Kosovo needs to achieve a consensual government, through new elections, before it can re-engage in normalisation. An alternative may be a one or two-year national unity government that includes Vetevendosje and either the Democratic League of Kosovo, LDK, or Democratic Party of Kosovo, PDK. The voters’ strong message of change in the October 2019 elections was distorted by political maneuvering that brought the new government down. Parties should once again present their political platforms and programmes, including on the Kosovo-Serbia talks.

President Aleksandar Vucic is likely to win another impressive majority in late June elections in Serbia, not least due to limited political competition. Serbia has fallen in its democracy ratings, but it will need to articulate its own consensus positions on how to accept and normalise relations with Kosovo.

Objectives at the outset

Bilateral normalisation equates to: mutual recognition between Kosovo and Serbia, border demarcation along internationally recognised borders, and an exchange of ambassadors.

Serbia may not be ready for a deal if it is unwilling to recognise Kosovo’s statehood or its borders. Kosovo should not make concessions on its international subjectivity; it should further that subjectivity, even if that means a deal is delayed to 2021.

Both countries should recommit to adjudicating war crimes. They should improve their fraught economic relations, learning from the past cooperation of their business associations. They should each be afforded expedited EU accession.

Reconciling US and EU mediators

Rapprochement between the EU and US mediators is lacking, let alone that between Kosovo and Serbia. It is clear that both the EU and US are needed here.

Kosovo and Serbia both seek EU membership; the carrots and sticks of accession could bring both parties to agreement. The EU has not fully recognised Kosovo due to five non-recognising member states, so it alone cannot truly mediate normalisation.

The US recognises both Kosovo and Serbia, and can thus fairly arbitrate between them. Kosovo has constantly pushed for US involvement in the talks. The Trump administration’s senior level involvement is welcome; it should now be channeled into a sustainable, mutually beneficial, deal.

Commitment to endgame

Normalisation depends on international mediation. EU and US joint mediation has added the commitment and credibility that was previously lacking. The Albanian-American community in the US has recognised this: speaking out to commend senior US involvement, while cautioning that it be channeled to a consensual, non-land swap deal.

Russian acceptance of Kosovo-Serbia normalisation outcomes is necessary for real closure and for Kosovo to enter the UN. However, Russian involvement in the process would derail it and distort the outcomes. Russia’s ambassador to Serbia has stated: “The final solution of the Kosovo issue should be determined in the UN Security Council by passing a new resolution that would replace the current Resolution 1244.” That is wrong.

Kosovo instead needs to apply for UN admission; the Security Council would decide whether to recommend admission (assuming no veto); two-thirds of the General Assembly would have to vote in favor of admission; and, a successful vote would mean the adoption of a resolution for admission. A new, middle-of-the-way resolution would only create ambiguity on Kosovo’s statehood.

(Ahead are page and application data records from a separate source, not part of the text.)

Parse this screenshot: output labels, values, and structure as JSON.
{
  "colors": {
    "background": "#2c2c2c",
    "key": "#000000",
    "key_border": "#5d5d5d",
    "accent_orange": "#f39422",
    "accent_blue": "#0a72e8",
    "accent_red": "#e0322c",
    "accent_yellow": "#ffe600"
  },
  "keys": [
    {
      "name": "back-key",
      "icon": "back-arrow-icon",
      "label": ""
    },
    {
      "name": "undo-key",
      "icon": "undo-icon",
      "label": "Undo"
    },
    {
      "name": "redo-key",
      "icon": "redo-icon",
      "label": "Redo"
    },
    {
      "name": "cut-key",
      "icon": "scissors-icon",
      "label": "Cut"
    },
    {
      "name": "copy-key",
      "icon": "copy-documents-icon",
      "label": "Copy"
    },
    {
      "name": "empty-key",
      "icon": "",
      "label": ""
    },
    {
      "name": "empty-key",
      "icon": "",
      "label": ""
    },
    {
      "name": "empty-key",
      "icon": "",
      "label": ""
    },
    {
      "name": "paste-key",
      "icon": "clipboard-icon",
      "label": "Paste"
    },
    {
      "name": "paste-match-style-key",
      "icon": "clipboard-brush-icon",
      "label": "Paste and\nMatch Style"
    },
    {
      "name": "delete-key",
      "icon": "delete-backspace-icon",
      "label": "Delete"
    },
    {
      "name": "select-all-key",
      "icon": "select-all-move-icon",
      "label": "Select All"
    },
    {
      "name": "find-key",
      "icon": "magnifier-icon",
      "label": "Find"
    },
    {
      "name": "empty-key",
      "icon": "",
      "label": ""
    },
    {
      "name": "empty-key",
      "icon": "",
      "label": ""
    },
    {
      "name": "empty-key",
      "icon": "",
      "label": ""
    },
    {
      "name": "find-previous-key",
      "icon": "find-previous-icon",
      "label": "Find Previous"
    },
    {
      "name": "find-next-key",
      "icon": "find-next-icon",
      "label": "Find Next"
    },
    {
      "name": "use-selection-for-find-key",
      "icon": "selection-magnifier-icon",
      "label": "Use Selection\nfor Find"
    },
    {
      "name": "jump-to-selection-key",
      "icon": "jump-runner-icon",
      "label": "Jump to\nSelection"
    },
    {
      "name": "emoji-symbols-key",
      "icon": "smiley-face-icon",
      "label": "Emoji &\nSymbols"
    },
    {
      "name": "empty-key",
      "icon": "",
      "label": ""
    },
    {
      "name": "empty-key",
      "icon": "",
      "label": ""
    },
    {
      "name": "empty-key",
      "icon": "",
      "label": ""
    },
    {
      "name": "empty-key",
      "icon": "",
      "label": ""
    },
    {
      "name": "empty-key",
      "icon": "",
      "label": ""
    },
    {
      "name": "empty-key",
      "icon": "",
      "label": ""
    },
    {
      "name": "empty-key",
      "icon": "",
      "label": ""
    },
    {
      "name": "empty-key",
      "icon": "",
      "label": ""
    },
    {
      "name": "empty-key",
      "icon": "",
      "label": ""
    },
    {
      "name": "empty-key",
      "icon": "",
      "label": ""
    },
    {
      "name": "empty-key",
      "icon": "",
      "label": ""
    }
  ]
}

In exchange for recognising Kosovo, Serbia should be rewarded with expedited EU accession or with increased economic linkages with the EU or US. Kosovo should likewise be rewarded with simultaneous EU accession with Serbia. The EU and US, achieving this deal and continuously promoting good governance in both Kosovo and Serbia, would make them strong, democratic EU and UN partners.

A deal is necessary and should not be delayed too long. The current status quo is untenable for both Kosovo and Serbia, and undesirable for the international community. The new EU and US configuration, clarity on topics, re-focus on normalisation, and international commitment could provide the right conditions for success – and a deadline for a deal that all parties can meet.